Next to the boat ramp at Monroe Harbour is the 98-foor Rivership Romance, providing lunch and dinner cruises during the summer. Romance has an interesting story in that it was built in 1942 and used to help construct the Mackinac Island Bridge that connects the upper and lower Michigan peninsulas. Left in disrepair, it was brought to Sanford and given a new life.
"We have folks overnight here on their way north or south along the St. Johns," notes Joey Pozo of Boat Tree Marina located just west of Lake Monroe where the St. Johns River begins its slow flow north." Jacksonville is a two-day trip by boat from here but a lot of folks take a slip and fish the lake. Monroe has channel bass, catfish and speckled perch." It should be noted that every Boat Tree Marina slip (and BoatUS Members get a 25% discount) has a pump-out station which is part of an all-out effort on the lake to keep pollutants out of the water. Boat Tree is also the world's largest dealer of Regal Boats.
Across the St. Johns River from Boat Tree is Lake Monroe Park where boats can be launched for $2. The park, with free admission, recently underwent a $1.2-million renovation and has access for RV's, floating docks, a boardwalk and nature trails.
"If I were suggesting a day trip for someone new to Lake Monroe," says Pozo, "I'd say give some thought to heading north 20 miles from here on the St. Johns to Blue Springs State Park. It's primitive but a nice trip and you'll see alligators and osprey in the most primitive of settings. Blue Springs is the largest spring on the river and because it has a constant temperature of about 72¡F, it's become a gathering place for manatees during the winter. As a result, it's a manatee refuge so there are some no-wake zones. It's a different part of the world and people who've been there always tell me how much they enjoyed the trip by boat."
At Boat Tree, a regular stopping-off point for boaters and non-boaters is the Captains Cove Restaurant, which overlooks the marina and a Regal boat or two. Make sure to stop on the porch and say hello to "Marina," the resident cat who holds watch over the dining room from a chair. If cats are a draw, "LB" and "Wyatt" both patrol Monroe Harbour Marina at night. Harbormaster John Lucarell says because they are focused on working, the cats aren't very sociable.

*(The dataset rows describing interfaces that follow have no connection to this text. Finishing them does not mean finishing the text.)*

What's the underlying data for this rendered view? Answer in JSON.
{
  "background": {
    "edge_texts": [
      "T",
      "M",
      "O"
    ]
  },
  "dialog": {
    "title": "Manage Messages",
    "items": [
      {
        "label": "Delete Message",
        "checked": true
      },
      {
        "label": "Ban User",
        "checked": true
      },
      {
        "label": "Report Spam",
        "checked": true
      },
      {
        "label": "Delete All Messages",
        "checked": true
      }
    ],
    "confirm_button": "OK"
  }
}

Sanford isn't big and it's always going to be in the distance when names like "Orlando" and Disneyland" are talked about. Maybe that's the way it should be. After all, whenever a boat is involved, less often proves to be more.

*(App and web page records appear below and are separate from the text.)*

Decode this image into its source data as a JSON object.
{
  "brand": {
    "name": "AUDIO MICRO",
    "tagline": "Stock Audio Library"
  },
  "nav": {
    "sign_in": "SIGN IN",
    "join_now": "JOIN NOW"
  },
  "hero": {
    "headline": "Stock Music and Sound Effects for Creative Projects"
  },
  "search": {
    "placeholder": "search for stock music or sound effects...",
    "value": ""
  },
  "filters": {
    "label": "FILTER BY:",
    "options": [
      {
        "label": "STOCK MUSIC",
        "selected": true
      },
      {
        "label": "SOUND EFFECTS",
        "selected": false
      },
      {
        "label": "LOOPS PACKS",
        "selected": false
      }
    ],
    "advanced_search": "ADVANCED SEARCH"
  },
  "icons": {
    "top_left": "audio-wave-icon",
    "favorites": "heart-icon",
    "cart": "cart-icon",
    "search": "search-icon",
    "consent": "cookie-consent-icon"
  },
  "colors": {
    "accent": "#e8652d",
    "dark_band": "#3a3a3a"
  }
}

Amtrak's Auto Train carries passengers and their cars daily between Lorton, Virginia and Sanford, Florida, a distance of more than 800 miles. Operating since 1983, the train can carry a tow vehicle and trailer with a PWC or a small boat as long as the total length of truck and trailer doesn't exceed 40 feet, is within 104 inches (8 feet, 6 inches) wide and 90 inches (7 feet, five inches) high. The Stanford station is less than two miles from Lake Monroe. Sanford's Auto Train station is undergoing a $10-million renovation as part of the recently passed stimulus package

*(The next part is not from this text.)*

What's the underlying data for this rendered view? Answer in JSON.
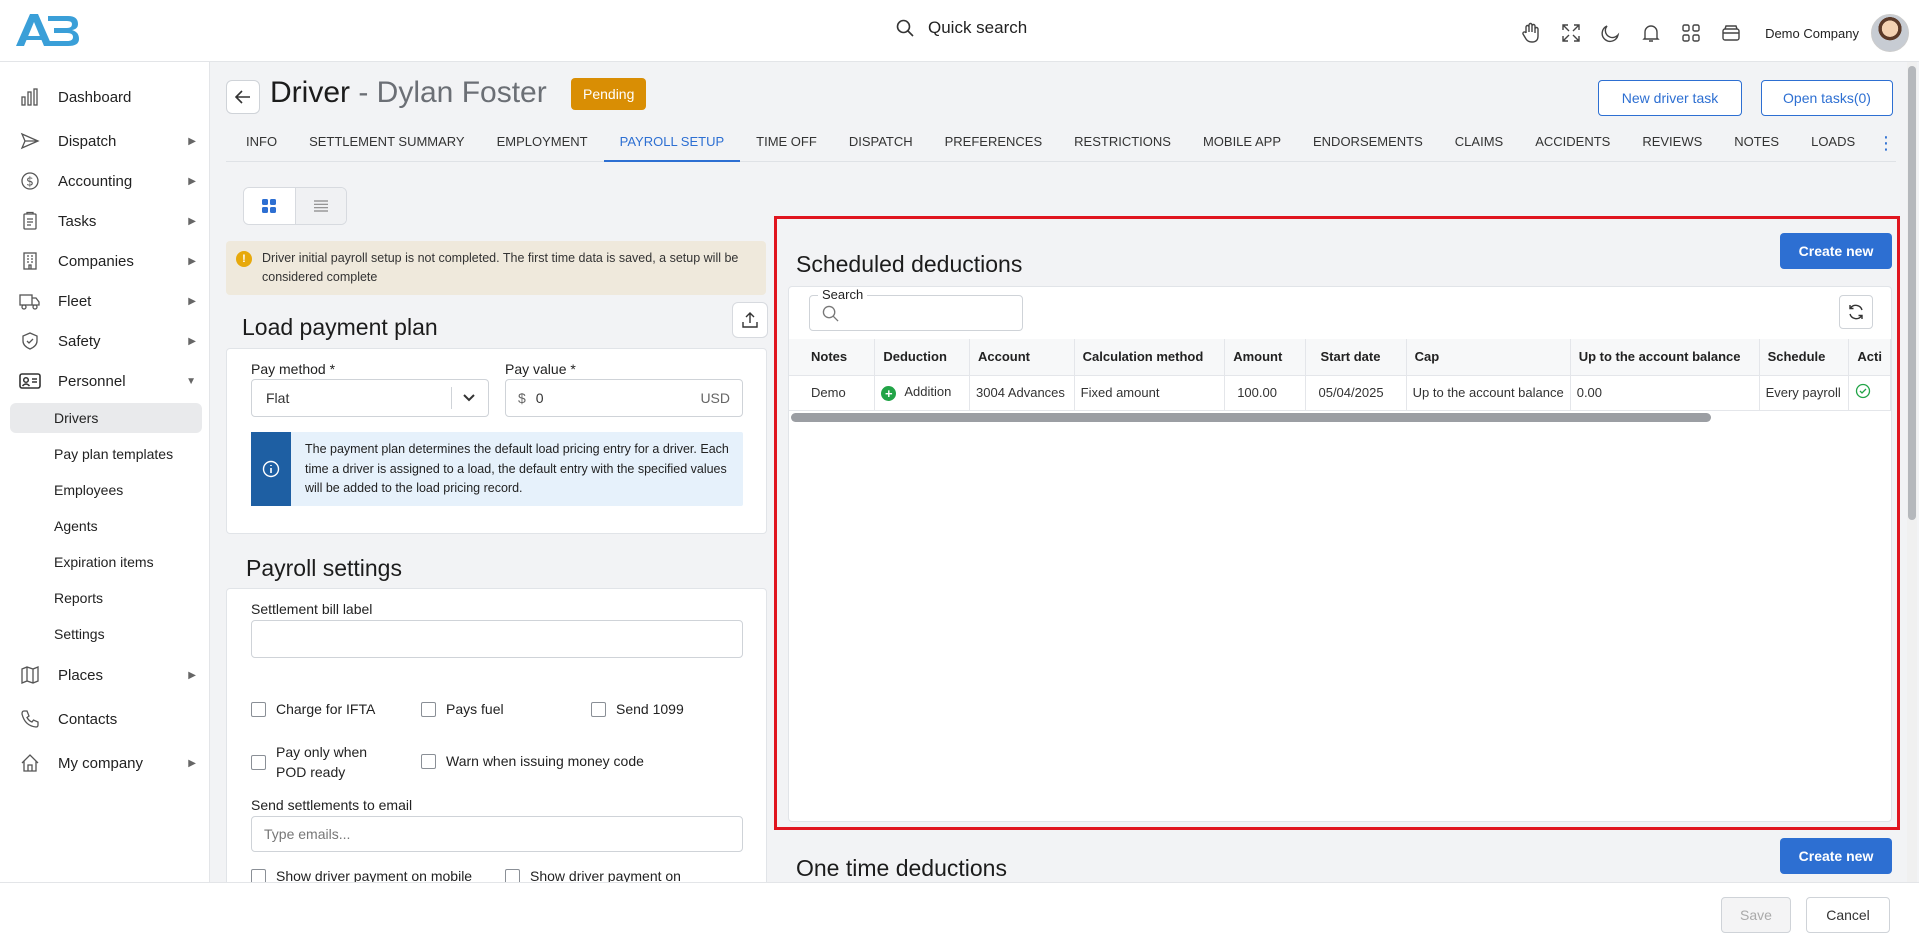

BoatUS Cooperating Marinas
BoatUS Members receive a 25% discount on transient slips, 10¢ gallon discount of fuel and free pumpouts.
Monroe Harbour Marina
BoatUS Members receive a 25% discount on transient slips.
City of Sanford www.sanfordfl.gov